● **To do**
Output an exact reproduction of the data.

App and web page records
........

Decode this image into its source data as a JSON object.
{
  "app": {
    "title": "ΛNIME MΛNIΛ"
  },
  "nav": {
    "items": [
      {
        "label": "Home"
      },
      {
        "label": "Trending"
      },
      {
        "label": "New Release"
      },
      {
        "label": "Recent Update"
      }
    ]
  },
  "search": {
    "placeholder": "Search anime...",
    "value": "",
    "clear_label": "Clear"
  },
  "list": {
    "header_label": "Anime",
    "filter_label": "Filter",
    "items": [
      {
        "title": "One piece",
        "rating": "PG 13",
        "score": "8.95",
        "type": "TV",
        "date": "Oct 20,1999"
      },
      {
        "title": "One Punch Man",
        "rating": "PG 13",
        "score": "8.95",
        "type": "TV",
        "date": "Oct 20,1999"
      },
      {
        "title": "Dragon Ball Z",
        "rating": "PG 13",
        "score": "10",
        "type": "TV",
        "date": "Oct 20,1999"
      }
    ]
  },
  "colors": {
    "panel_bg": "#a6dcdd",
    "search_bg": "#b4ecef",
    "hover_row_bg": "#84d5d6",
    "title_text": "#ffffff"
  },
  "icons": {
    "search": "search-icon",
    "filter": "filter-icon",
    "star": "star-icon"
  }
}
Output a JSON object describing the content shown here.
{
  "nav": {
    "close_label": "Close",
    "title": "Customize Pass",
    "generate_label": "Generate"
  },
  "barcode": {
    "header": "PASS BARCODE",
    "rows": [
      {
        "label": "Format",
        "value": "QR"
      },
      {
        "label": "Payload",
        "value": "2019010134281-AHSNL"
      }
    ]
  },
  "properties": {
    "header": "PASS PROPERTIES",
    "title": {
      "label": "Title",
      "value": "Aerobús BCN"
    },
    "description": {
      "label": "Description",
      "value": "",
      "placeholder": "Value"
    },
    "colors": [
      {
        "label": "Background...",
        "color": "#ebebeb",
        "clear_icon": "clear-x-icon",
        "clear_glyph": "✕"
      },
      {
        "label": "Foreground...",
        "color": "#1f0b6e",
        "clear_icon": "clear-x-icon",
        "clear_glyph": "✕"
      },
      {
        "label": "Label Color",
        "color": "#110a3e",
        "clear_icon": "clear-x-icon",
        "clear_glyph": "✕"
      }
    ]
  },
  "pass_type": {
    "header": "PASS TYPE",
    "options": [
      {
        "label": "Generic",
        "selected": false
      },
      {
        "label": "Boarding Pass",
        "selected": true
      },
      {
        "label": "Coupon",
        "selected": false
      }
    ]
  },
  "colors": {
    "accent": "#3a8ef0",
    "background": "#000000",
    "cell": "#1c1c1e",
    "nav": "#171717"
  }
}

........

● **Result of this exercise**
Decode this image into its source data as a JSON object.
{
  "app": {
    "title": "ΛNIME MΛNIΛ"
  },
  "nav": {
    "items": [
      {
        "label": "Home"
      },
      {
        "label": "Trending"
      },
      {
        "label": "New Release"
      },
      {
        "label": "Recent Update"
      }
    ]
  },
  "search": {
    "placeholder": "Search anime...",
    "value": "",
    "clear_label": "Clear"
  },
  "list": {
    "header_label": "Anime",
    "filter_label": "Filter",
    "items": [
      {
        "title": "One piece",
        "rating": "PG 13",
        "score": "8.95",
        "type": "TV",
        "date": "Oct 20,1999"
      },
      {
        "title": "One Punch Man",
        "rating": "PG 13",
        "score": "8.95",
        "type": "TV",
        "date": "Oct 20,1999"
      },
      {
        "title": "Dragon Ball Z",
        "rating": "PG 13",
        "score": "10",
        "type": "TV",
        "date": "Oct 20,1999"
      }
    ]
  },
  "colors": {
    "panel_bg": "#a6dcdd",
    "search_bg": "#b4ecef",
    "hover_row_bg": "#84d5d6",
    "title_text": "#ffffff"
  },
  "icons": {
    "search": "search-icon",
    "filter": "filter-icon",
    "star": "star-icon"
  }
}
Output a JSON object describing the content shown here.
{
  "nav": {
    "close_label": "Close",
    "title": "Customize Pass",
    "generate_label": "Generate"
  },
  "barcode": {
    "header": "PASS BARCODE",
    "rows": [
      {
        "label": "Format",
        "value": "QR"
      },
      {
        "label": "Payload",
        "value": "2019010134281-AHSNL"
      }
    ]
  },
  "properties": {
    "header": "PASS PROPERTIES",
    "title": {
      "label": "Title",
      "value": "Aerobús BCN"
    },
    "description": {
      "label": "Description",
      "value": "",
      "placeholder": "Value"
    },
    "colors": [
      {
        "label": "Background...",
        "color": "#ebebeb",
        "clear_icon": "clear-x-icon",
        "clear_glyph": "✕"
      },
      {
        "label": "Foreground...",
        "color": "#1f0b6e",
        "clear_icon": "clear-x-icon",
        "clear_glyph": "✕"
      },
      {
        "label": "Label Color",
        "color": "#110a3e",
        "clear_icon": "clear-x-icon",
        "clear_glyph": "✕"
      }
    ]
  },
  "pass_type": {
    "header": "PASS TYPE",
    "options": [
      {
        "label": "Generic",
        "selected": false
      },
      {
        "label": "Boarding Pass",
        "selected": true
      },
      {
        "label": "Coupon",
        "selected": false
      }
    ]
  },
  "colors": {
    "accent": "#3a8ef0",
    "background": "#000000",
    "cell": "#1c1c1e",
    "nav": "#171717"
  }
}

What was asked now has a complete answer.